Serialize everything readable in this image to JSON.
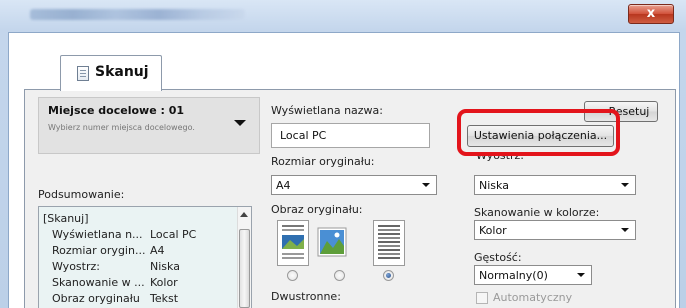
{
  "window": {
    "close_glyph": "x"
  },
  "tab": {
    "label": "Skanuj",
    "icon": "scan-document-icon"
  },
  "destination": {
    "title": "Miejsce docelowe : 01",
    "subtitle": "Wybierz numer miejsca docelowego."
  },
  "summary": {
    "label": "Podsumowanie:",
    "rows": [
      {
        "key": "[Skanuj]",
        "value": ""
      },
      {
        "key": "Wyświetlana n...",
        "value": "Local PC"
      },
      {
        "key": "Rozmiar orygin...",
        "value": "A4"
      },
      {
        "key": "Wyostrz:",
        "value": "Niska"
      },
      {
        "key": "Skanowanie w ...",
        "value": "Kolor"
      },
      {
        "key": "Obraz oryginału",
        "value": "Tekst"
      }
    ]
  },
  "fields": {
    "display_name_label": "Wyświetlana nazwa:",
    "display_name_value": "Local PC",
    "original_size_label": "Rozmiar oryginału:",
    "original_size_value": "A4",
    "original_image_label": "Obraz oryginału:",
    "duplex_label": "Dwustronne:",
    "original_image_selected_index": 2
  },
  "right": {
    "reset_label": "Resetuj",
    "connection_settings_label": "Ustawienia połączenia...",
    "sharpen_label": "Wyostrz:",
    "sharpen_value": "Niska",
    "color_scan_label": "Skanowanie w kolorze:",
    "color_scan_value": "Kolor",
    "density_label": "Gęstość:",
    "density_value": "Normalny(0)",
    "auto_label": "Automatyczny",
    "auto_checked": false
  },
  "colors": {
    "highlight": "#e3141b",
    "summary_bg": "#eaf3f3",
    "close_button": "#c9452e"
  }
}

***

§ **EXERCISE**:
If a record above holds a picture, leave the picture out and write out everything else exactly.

§ **OUTPUT**:
Serialize everything readable in this image to JSON.
{
  "window": {
    "close_glyph": "x"
  },
  "tab": {
    "label": "Skanuj",
    "icon": "scan-document-icon"
  },
  "destination": {
    "title": "Miejsce docelowe : 01",
    "subtitle": "Wybierz numer miejsca docelowego."
  },
  "summary": {
    "label": "Podsumowanie:",
    "rows": [
      {
        "key": "[Skanuj]",
        "value": ""
      },
      {
        "key": "Wyświetlana n...",
        "value": "Local PC"
      },
      {
        "key": "Rozmiar orygin...",
        "value": "A4"
      },
      {
        "key": "Wyostrz:",
        "value": "Niska"
      },
      {
        "key": "Skanowanie w ...",
        "value": "Kolor"
      },
      {
        "key": "Obraz oryginału",
        "value": "Tekst"
      }
    ]
  },
  "fields": {
    "display_name_label": "Wyświetlana nazwa:",
    "display_name_value": "Local PC",
    "original_size_label": "Rozmiar oryginału:",
    "original_size_value": "A4",
    "original_image_label": "Obraz oryginału:",
    "duplex_label": "Dwustronne:",
    "original_image_selected_index": 2
  },
  "right": {
    "reset_label": "Resetuj",
    "connection_settings_label": "Ustawienia połączenia...",
    "sharpen_label": "Wyostrz:",
    "sharpen_value": "Niska",
    "color_scan_label": "Skanowanie w kolorze:",
    "color_scan_value": "Kolor",
    "density_label": "Gęstość:",
    "density_value": "Normalny(0)",
    "auto_label": "Automatyczny",
    "auto_checked": false
  },
  "colors": {
    "highlight": "#e3141b",
    "summary_bg": "#eaf3f3",
    "close_button": "#c9452e"
  }
}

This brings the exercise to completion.